LBGT propaganda Russia
Urgent action needs to be taken to prevent young people from being exposed to LGBT+ content online, a leading Russian internet group has claimed, saying targeted sites should be blocked without having to wait for a court order.

Speaking to Moscow's TASS on Monday, Yekaterina Mizulina, the director of the Safe Internet League and a member of the country's Civic Chamber, warned that the online space is becoming increasingly politicized. "LGBT propaganda aimed at children on social networks has hit colossal proportions," she argued.

According to her, "the next step in combatting gay propaganda among children, in the view of the Safe Internet League, is to introduce the pre-trial blocking of materials that promote non-traditional family values among minors."

In a statement, the online safety group told parents that platforms like TikTok, Instagram and YouTube, as well as Russian networking site VKontakte, "are filled with gay propaganda aimed at minors: cartoons, comics, anime, videos shot by famous bloggers."

Moscow adopted a law in 2013 that banned the "promotion of non-traditional relationships" among young people, in a move lawmakers said would protect them. However, detractors, including a large number of Western lobby groups, have insisted it constitutes an attack on LGBT+ rights, with the Council of Europe demanding the measures be revoked. The European Court of Human Rights has also ruled that Moscow must recognize gay marriages after an appeal from same-sex couples, with the Kremlin insisting that would be against the terms of the country's constitution.

Defending the measures, President Vladimir Putin has argued that the law targets only "gay propaganda," and had "nothing to do with persecuting individuals for their sexual orientation." Speaking to journalists after the bill was passed, the Russian leader said, "I don't care about a person's orientation, and I myself know some people who are gay. We are on friendly terms. I'm not prejudiced in any way."

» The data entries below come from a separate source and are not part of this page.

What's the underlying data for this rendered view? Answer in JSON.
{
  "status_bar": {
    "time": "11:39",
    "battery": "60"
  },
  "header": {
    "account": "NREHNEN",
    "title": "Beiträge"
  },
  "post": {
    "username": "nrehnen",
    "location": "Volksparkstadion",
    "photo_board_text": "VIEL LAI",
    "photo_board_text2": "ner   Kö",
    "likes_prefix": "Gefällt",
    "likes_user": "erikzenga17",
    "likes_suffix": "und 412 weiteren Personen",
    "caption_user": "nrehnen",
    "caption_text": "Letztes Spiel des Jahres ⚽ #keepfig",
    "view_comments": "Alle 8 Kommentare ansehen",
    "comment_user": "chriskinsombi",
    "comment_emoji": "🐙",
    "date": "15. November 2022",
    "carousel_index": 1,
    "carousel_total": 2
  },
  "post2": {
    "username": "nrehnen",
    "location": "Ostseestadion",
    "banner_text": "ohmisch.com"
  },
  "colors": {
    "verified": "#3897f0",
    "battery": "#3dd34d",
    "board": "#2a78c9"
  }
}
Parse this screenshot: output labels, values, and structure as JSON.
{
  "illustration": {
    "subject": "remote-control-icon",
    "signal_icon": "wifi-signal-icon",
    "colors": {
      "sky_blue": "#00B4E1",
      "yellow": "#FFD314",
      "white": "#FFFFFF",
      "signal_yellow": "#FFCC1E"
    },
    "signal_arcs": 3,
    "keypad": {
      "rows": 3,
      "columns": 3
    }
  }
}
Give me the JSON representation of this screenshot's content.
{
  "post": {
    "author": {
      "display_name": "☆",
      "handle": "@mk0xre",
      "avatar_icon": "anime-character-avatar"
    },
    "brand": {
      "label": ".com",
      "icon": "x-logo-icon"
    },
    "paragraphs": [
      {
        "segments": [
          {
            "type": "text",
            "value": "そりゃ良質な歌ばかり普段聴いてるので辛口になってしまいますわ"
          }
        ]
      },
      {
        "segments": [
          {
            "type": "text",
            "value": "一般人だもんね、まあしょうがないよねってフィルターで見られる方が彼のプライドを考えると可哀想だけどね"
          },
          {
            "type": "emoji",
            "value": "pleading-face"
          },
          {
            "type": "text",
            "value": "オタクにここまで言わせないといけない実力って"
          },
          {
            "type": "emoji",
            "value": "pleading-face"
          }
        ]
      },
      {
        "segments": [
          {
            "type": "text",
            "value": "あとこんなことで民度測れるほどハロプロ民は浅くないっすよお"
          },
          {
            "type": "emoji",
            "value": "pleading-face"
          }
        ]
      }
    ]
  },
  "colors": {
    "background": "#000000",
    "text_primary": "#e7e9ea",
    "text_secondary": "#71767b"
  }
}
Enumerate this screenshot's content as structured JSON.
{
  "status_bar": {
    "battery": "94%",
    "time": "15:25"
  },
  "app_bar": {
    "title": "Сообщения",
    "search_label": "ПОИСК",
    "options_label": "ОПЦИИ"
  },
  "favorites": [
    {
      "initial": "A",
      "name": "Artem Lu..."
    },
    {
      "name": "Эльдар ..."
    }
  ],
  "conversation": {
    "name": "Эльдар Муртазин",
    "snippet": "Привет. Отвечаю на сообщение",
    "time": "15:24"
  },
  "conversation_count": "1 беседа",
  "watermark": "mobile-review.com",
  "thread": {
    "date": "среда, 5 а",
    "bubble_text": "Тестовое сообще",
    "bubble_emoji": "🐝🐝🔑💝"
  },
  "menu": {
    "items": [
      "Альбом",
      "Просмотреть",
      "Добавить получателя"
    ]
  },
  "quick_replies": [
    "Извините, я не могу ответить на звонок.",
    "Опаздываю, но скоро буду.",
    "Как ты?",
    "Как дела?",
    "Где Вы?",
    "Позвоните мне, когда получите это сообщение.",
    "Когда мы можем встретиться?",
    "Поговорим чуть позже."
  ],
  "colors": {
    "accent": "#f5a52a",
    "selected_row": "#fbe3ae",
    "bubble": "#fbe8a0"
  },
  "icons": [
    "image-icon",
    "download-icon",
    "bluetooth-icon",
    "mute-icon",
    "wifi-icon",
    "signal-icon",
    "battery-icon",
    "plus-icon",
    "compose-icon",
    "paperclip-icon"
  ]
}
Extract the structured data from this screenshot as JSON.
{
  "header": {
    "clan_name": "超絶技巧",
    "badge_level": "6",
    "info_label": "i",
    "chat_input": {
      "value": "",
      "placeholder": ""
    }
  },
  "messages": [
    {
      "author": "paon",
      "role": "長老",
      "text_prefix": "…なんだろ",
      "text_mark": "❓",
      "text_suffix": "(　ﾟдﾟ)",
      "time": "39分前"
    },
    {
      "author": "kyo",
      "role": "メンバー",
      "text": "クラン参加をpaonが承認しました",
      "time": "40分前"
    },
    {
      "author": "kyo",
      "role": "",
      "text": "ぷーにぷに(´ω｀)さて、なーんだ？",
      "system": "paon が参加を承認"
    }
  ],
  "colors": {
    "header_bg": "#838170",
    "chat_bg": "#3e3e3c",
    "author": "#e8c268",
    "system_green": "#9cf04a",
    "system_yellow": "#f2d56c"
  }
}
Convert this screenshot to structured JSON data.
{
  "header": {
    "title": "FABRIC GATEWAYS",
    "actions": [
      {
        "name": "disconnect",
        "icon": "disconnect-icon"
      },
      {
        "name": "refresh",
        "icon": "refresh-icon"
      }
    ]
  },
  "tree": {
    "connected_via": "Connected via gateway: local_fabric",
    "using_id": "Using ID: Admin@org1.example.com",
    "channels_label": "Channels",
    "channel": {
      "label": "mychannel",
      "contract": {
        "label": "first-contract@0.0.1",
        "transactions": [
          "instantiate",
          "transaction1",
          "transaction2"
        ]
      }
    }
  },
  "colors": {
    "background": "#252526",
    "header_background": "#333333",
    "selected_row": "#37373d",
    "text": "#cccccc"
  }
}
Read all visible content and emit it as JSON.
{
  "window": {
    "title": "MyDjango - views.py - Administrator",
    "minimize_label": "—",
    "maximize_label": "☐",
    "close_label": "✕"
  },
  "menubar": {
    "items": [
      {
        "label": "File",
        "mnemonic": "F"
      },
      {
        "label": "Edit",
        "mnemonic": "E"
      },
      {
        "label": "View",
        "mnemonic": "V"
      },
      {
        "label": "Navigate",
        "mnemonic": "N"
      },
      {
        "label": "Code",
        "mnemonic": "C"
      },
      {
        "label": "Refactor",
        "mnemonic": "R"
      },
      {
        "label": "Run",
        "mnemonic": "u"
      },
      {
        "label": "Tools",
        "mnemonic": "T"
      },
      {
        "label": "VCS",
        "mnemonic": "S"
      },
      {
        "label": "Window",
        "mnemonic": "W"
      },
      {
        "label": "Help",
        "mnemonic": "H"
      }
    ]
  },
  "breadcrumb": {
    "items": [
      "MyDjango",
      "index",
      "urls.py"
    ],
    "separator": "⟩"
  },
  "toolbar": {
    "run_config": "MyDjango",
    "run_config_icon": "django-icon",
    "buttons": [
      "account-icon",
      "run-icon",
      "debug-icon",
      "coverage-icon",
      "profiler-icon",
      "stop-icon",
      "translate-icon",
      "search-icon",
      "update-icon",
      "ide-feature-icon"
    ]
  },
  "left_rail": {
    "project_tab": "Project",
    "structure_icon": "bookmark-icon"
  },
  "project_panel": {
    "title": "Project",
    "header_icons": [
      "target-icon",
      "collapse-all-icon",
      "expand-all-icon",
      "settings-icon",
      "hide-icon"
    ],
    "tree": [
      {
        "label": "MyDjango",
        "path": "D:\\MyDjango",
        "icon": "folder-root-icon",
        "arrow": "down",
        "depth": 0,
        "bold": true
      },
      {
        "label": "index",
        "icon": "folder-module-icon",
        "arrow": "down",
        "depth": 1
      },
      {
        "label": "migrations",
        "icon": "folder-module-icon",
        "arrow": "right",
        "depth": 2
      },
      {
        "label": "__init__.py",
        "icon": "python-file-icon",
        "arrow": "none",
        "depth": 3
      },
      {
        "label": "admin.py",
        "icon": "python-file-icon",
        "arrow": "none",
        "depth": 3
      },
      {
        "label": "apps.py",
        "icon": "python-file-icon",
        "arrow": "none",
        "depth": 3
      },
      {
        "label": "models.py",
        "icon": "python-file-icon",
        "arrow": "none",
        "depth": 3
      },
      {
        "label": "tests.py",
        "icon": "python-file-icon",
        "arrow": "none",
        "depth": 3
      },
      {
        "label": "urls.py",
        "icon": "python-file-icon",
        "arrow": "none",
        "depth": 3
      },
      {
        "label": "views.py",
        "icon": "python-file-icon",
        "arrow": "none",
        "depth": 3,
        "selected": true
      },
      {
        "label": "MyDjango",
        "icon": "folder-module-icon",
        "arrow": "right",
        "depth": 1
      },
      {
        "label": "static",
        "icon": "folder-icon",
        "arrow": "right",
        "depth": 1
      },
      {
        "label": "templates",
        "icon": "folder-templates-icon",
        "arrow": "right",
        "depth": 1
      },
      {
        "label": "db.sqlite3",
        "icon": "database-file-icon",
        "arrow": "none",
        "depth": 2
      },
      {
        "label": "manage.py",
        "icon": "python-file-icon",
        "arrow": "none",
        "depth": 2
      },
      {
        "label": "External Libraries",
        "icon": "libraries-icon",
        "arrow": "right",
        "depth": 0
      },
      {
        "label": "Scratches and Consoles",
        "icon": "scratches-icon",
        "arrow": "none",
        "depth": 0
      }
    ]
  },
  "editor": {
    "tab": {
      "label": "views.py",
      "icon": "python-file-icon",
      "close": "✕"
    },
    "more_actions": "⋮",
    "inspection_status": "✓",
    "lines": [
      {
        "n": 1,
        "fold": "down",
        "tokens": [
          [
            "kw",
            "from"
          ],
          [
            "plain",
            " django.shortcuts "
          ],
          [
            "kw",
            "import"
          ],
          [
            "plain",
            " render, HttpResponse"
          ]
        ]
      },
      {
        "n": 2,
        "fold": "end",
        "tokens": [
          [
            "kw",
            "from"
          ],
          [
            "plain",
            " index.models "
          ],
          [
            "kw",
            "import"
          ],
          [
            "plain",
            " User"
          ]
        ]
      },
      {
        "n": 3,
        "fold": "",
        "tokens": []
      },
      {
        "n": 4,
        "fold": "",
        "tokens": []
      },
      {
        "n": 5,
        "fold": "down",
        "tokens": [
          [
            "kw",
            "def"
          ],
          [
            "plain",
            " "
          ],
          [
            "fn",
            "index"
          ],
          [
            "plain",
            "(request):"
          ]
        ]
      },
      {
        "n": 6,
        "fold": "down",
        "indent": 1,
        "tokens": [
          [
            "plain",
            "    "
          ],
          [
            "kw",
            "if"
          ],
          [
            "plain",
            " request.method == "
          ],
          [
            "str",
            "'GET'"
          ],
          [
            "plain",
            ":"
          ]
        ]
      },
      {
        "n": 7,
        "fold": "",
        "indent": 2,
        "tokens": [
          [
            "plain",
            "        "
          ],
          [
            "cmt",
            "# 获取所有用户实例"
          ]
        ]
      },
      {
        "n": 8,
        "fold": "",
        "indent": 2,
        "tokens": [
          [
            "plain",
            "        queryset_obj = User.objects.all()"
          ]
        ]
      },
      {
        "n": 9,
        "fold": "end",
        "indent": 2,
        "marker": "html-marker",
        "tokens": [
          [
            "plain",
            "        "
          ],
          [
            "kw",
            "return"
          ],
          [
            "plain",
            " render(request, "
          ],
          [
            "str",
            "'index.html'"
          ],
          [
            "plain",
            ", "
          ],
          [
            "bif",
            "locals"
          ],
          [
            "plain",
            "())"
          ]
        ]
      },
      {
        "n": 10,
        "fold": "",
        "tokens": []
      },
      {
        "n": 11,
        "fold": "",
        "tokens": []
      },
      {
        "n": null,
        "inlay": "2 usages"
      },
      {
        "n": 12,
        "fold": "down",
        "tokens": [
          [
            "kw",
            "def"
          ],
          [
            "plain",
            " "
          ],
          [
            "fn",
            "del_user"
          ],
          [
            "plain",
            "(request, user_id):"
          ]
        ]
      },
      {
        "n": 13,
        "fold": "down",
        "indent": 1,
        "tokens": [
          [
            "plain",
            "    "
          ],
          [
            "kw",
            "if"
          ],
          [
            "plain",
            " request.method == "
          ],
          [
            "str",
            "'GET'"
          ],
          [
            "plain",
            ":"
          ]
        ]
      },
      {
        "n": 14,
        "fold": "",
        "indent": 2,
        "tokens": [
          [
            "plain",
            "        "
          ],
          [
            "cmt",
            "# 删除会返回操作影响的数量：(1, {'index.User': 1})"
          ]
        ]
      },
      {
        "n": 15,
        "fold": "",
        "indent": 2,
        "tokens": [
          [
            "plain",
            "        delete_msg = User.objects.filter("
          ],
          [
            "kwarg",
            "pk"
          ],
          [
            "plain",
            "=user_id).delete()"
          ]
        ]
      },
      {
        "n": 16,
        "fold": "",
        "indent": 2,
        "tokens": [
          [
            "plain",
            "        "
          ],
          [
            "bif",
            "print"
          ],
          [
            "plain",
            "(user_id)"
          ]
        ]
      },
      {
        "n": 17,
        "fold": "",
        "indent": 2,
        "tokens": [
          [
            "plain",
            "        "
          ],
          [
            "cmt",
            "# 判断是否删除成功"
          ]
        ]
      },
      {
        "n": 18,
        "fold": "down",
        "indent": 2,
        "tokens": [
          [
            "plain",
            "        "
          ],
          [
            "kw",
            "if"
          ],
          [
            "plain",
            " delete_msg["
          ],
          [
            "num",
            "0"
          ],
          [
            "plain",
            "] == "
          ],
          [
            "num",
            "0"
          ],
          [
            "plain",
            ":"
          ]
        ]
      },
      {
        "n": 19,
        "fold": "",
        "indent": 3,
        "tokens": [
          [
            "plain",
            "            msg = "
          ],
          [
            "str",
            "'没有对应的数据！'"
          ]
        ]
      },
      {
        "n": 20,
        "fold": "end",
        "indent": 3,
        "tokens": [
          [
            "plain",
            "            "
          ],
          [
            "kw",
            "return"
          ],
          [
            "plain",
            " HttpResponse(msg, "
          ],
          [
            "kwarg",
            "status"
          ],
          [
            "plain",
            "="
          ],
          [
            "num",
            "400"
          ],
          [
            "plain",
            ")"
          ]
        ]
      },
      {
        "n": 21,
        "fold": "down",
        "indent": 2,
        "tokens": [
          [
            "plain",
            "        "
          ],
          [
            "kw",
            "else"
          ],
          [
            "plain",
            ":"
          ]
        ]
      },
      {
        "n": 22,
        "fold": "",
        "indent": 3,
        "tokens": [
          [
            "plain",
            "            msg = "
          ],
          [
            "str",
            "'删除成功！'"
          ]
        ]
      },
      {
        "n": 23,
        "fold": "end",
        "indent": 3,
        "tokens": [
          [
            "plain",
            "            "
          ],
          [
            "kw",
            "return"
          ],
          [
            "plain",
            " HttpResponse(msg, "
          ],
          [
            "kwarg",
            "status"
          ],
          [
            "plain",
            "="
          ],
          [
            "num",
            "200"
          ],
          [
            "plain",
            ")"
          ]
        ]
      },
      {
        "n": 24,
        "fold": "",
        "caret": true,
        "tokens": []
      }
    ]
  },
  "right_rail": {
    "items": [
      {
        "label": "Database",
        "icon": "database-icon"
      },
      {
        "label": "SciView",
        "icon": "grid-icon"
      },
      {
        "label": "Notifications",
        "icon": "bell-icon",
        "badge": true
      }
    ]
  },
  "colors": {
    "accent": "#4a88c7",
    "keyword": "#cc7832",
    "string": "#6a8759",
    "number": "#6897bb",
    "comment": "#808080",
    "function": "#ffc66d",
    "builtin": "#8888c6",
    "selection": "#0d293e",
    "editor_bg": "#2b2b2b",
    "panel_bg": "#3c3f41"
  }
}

In July, popular grocery story chain VkusVill was forced to apologize after featuring a lesbian couple and their children in an advert for vegan food. In a statement, the firm blamed the marketing materials on "the unprofessionalism of individual employees" and said it regretted the public outcry over the ad.